Civility and the Art of Compromise
|In a body full of divergent personalities who hold a host of different beliefs and values disagreements are a way of life, still an effective Legislature is greased by civility and the best legislation is said to come from the art of compromise.|
The leadership took the time to educate new legislators to behave in a certain way that set a standard. And that was for all of the decorum in all of the kind of civic rules of, Roberts Rules of Order. They held to those so strongly. They educated us to those rules. And the reason why you were always Member from Charlotte was because you were not Gretchen Morse. You were not the individual. You were representing a group of people and you were part of a process where your ability to express was in a much broader context than you personally.

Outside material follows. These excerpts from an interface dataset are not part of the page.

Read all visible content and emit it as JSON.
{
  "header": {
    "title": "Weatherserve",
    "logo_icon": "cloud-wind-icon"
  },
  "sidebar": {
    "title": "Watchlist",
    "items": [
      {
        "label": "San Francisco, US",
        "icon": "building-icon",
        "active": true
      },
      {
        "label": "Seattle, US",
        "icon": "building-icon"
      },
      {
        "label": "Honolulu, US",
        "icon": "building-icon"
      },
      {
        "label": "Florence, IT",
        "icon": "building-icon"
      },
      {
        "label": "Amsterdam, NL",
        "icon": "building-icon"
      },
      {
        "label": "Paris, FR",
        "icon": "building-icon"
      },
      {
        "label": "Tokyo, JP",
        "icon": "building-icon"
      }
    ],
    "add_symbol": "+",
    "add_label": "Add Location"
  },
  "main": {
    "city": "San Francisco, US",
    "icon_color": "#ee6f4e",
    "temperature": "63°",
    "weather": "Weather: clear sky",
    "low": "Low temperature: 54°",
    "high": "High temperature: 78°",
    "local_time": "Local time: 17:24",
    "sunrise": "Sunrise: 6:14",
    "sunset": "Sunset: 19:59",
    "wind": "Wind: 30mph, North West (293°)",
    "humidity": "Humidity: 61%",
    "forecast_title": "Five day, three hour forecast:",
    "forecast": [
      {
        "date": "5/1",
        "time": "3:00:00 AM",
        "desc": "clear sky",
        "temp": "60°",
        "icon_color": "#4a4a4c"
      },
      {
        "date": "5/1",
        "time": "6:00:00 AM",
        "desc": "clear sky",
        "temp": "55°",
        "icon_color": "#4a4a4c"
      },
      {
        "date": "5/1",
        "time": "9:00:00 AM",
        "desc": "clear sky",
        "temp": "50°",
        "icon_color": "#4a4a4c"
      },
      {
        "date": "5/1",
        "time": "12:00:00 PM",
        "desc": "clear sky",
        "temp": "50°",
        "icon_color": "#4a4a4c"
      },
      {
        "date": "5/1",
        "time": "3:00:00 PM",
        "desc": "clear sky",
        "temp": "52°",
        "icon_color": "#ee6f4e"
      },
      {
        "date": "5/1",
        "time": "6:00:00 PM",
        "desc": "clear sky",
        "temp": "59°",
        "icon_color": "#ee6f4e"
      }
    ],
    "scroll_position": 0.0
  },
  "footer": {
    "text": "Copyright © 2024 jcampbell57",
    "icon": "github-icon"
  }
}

Gregory L. Sharrow
When you’re on a committee for four or five months with thousands of issues, you’re bound to disagree with your best friend on some issues. You can’t possible agree on everything. And, occasionally, they’ll come up for a vote. A lot of times they get brushed aside. They’re not important. But once in awhile you do come head-to-head and you have to handle it in a way that protects the process and doesn’t cause a lot of rancor. And I think that, by and large, happens. And I always thought of it at the time, you try to think of the overall good of the legislature, rather than your particular opinion.
What intrigued me, as time went on, was to hear two Legislators, let’s say from opposite ends of the pole on a particular issue, arguing very strenuously about a particular issue and sometimes even becoming angry in their assaults on the other’s viewpoint. And then an hour later, perhaps, or the next day, they’re cooperating hand in glove on another issue. And this is one of the things that every Legislator and everybody in public life has to learn, that give and take is a part of it. And you have your strong views, of course, and you’re going to pursue them, but there has to be a listening to the other fellows views. And out of that, so often, comes compromise, but that is the system.

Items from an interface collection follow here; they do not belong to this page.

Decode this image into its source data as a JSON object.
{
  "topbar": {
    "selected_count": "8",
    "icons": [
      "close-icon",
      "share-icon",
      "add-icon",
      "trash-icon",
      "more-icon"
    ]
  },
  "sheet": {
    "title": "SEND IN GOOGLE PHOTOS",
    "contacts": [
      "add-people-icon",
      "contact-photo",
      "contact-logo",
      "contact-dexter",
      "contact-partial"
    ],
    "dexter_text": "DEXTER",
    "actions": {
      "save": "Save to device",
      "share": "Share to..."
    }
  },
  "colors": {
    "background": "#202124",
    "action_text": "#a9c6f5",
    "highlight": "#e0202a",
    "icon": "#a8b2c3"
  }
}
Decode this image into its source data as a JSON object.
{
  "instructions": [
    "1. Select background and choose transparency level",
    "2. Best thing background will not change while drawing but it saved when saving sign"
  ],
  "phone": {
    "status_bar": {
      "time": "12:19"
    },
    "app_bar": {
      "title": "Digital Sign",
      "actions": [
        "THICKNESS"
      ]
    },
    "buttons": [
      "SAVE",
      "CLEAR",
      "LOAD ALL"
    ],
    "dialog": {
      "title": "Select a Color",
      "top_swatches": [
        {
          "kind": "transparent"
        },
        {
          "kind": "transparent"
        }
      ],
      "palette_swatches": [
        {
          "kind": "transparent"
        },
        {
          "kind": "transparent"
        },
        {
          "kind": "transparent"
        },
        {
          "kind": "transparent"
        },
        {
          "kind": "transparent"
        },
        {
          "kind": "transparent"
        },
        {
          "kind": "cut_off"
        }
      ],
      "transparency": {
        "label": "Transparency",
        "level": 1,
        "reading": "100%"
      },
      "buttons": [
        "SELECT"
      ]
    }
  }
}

There has to be willingness to compromise, in the best sense of the word. That however strongly you may feel, you have to recognize that other people have the right to feel strongly the other way, and the best possible legislation is when they sit down and recognize that there's always a solution. Then, you just have to say, "well, there's a way here and now lets find it, and lets not worry about how mad we are at each other, or how little we think of the other person's viewpoint. It's important for society or for the state that a solution be reached, and we'll just do it.

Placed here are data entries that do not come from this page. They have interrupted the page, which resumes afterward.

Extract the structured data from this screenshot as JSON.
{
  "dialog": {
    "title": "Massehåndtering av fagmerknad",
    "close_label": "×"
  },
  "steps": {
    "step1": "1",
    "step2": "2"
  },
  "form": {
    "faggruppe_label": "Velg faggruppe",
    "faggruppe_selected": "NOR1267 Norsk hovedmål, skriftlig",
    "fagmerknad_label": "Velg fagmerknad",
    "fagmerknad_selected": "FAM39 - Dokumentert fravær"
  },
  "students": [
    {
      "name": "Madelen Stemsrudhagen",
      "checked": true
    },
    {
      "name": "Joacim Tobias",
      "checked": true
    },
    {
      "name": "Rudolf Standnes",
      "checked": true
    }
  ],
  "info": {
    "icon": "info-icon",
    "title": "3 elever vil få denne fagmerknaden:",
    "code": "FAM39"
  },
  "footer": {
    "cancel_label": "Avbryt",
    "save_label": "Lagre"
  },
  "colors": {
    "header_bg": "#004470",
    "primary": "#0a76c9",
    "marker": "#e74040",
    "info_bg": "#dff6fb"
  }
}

There were Republicans and Democrats on issues that worked together. I can remember we’d argue and fight during the day and then we’d all go out to dinner together at night which was fun.
The person you may want to strangle tonight is the person you’re going to need two days later on something else on which you actually happen to agree. And you really have to put it aside in the evening and go have dinner with a group of people, half of whom may have voted on the opposite sides during the day. Ultimately you at least begin to build out of that trust in each other, get a sense of when somebody is doing something out of conviction or when you think maybe they’re not. And getting to know who you trust, who you think is sort of legitimate, and who you think is not.
Gregory L. Sharrow
When the legislative process seems threatened, extra effort is occasionally required.
It’s almost like people who get good in the Legislature are like center fielders who almost instinctively break the right way. Even almost before the ball’s off the bat, and you say “How do those guys do that?” You know, John Murphy was one of the best at this. I remember the day Murphy got up and we were arguing an issue and it was awful. It was contested, it was heated. I mean even some people who always managed to keep their cool were getting very impatient, getting up and you could hear it in their voice and it was getting personal. And, boy, I though, we’ve got trouble. And then Murphy, who hadn’t participated for two hours, the whole issue, Murphy got up. And I looked over at seat 150 and thought “what on earth could Murphy have to say on this issue, which he knows nothing about, that hasn’t already been said in two hours by almost everybody else on the floor, how much more can be said?”. Murphy got up and he proceeded— we had earphones at the desk...you have earphones that you can put on to amplify the debate. And of course, you have a microphone that you speak into. Well, Murphy got up and spoke into the earphones and put the microphone in his ear. And he did it with all seriousness. And the whole place broke up. And Murphy turned bright red. I mean, this place broke up. … I mean everybody started roaring. And I just looked and said, “Are we a little mixed up today, Member from Ludlow?” And he got so embarrassed by that comment that he sat down. And you know what? The debate ended right there...Murphy ended the debate. He caught the tone of the House and he changed it a hundred and eighty degrees. And I talked to him about that — he came down to Florida last winter and we visited. And I said, “Murphy, remember that?” And I said, “You did that on purpose, didn’t you?” and he said, “Now Ralph, don’t you go making me reveal my secrets.”
Gregory L. Sharrow
We heard the voices of Gretchen Morse, George Little, Sam Lloyd, Robert Gannett, Sallie Soule, Louise Swainbank, Seth Bongartz, and Ralph Wright. All are former members of the Vermont Legislature.
The interviews were sponsored by the Snelling Center for Government. This series was produced by the Vermont Folklife Center of Middlebury by Bob Merrill and Jane Beck. Funding for this series was provided by the Vermont Community Foundation and the Windham Foundation. I’m Greg Sharrow.